This is the second case that I am aware off that involved using Facebook to develop a relationship that ended up in the murder of a young female. The first case, which was in the UK ( and discussed by John Ollson in issue 3 of DFM relates to the use of Facebook by a known sex offender. Whilst the second case ( took place in Sydney, Australia and concerns a young lady who went to meet someone after being promised a job working with Animals.

You cannot help consider if this is just the tip of the iceberg and that many more inappropriate contacts are happening everyday but go unreported, is it Facebook and the online social networking phenomena that is to blame? or is it the fact that Facebook was used that makes it newsworthy and gets it reported?

Is it possible to draw some parallels with the online dating agencies? Now I can accept that there are a lot more barriers and checks in place in establishing that the person who you are going to meet is someone real who is looking for a relationship; however just as it is easy to be invisible on Facebook until the day you meet so to is it possible on a dating site. How many times have you heard that a false photograph has been used? I also wonder if or how many murders have been committed following a meeting via an online dating agency, but because it is accepted that these sites exist and are mainly for adults that they do not get reported in the same way that murders that have a Facebook connection do, especially where children are involved.

For the online digital investigator of such crimes, as with most crimes of this nature the investigation is post event and entails looking at the computers and mobile phones of the victim and possibly the accused.
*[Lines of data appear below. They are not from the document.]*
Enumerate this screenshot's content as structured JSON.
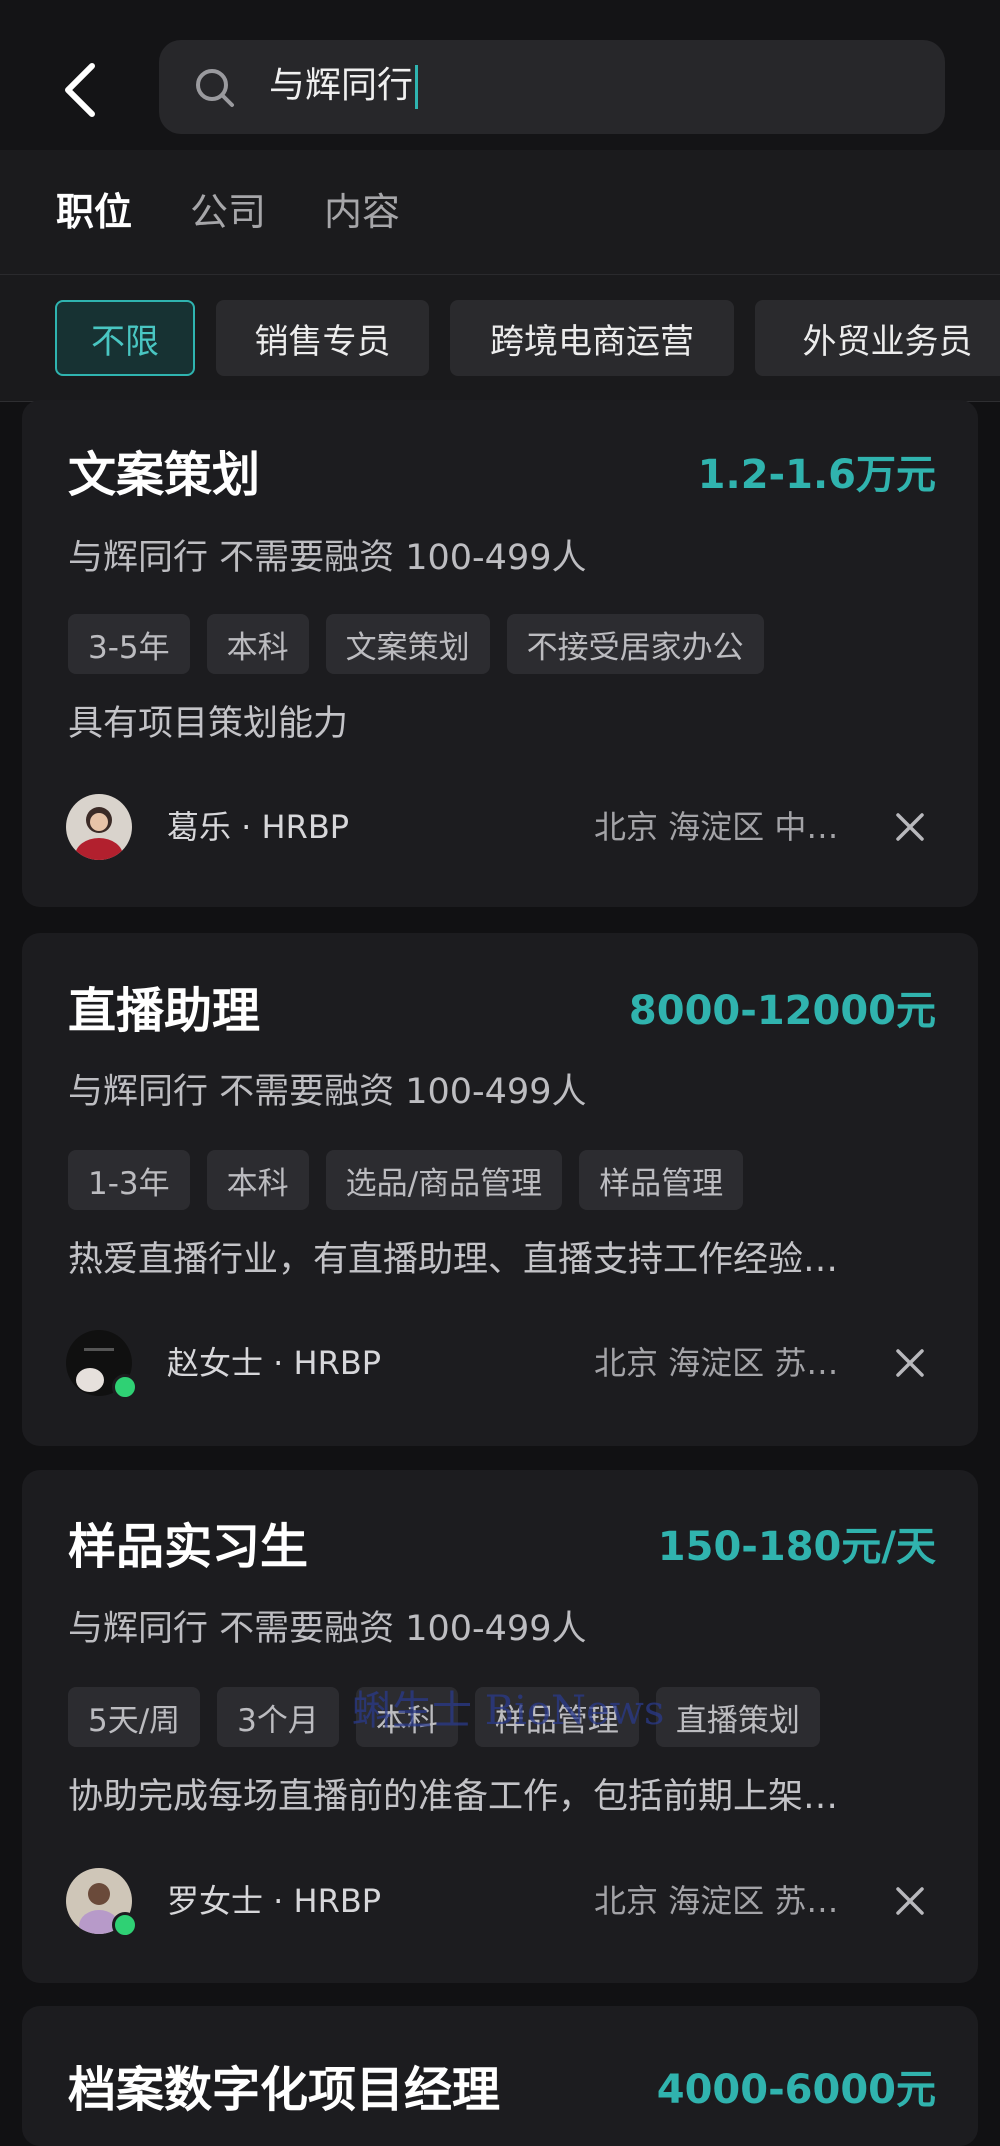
{
  "search": {
    "query": "与辉同行"
  },
  "tabs": [
    {
      "label": "职位",
      "active": true
    },
    {
      "label": "公司",
      "active": false
    },
    {
      "label": "内容",
      "active": false
    }
  ],
  "filters": [
    {
      "label": "不限",
      "active": true
    },
    {
      "label": "销售专员",
      "active": false
    },
    {
      "label": "跨境电商运营",
      "active": false
    },
    {
      "label": "外贸业务员",
      "active": false
    }
  ],
  "jobs": [
    {
      "title": "文案策划",
      "salary": "1.2-1.6万元",
      "company": "与辉同行  不需要融资  100-499人",
      "tags": [
        "3-5年",
        "本科",
        "文案策划",
        "不接受居家办公"
      ],
      "description": "具有项目策划能力",
      "recruiter": "葛乐 · HRBP",
      "location": "北京  海淀区  中…",
      "online": false
    },
    {
      "title": "直播助理",
      "salary": "8000-12000元",
      "company": "与辉同行  不需要融资  100-499人",
      "tags": [
        "1-3年",
        "本科",
        "选品/商品管理",
        "样品管理"
      ],
      "description": "热爱直播行业，有直播助理、直播支持工作经验…",
      "recruiter": "赵女士 · HRBP",
      "location": "北京  海淀区  苏…",
      "online": true
    },
    {
      "title": "样品实习生",
      "salary": "150-180元/天",
      "company": "与辉同行  不需要融资  100-499人",
      "tags": [
        "5天/周",
        "3个月",
        "本科",
        "样品管理",
        "直播策划"
      ],
      "description": "协助完成每场直播前的准备工作，包括前期上架…",
      "recruiter": "罗女士 · HRBP",
      "location": "北京  海淀区  苏…",
      "online": true
    },
    {
      "title": "档案数字化项目经理",
      "salary": "4000-6000元"
    }
  ],
  "watermark": "蝌生士 BioNews",
  "colors": {
    "accent": "#2fb4b0",
    "background": "#111113",
    "card": "#1c1c1f",
    "online": "#2fd174"
  },
  "icons": {
    "back": "chevron-left-icon",
    "search": "search-icon",
    "close": "close-icon"
  }
}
In issue 1 of DFM we had an article written by Jeff Bryner who developed a tool for Facebook Memory Forensics (, so we have post event tools, but how do we get proactive, is it purely down to awareness and simple precautions by users of the social networks or do those who provide the facility have a responsibility to police the online service; even if it were feasible the ethics and scale would make the task almost impossible.

So what do we do, wait until enough crimes have been reported that the message finally gets through to users of the service, increase third party awareness campaigns or challenge Facebook to provide an online induction training session that has to be gone through before access is granted (a bit late for that I think).

One thing is certain; I do not think that this is the last incident that will be reported.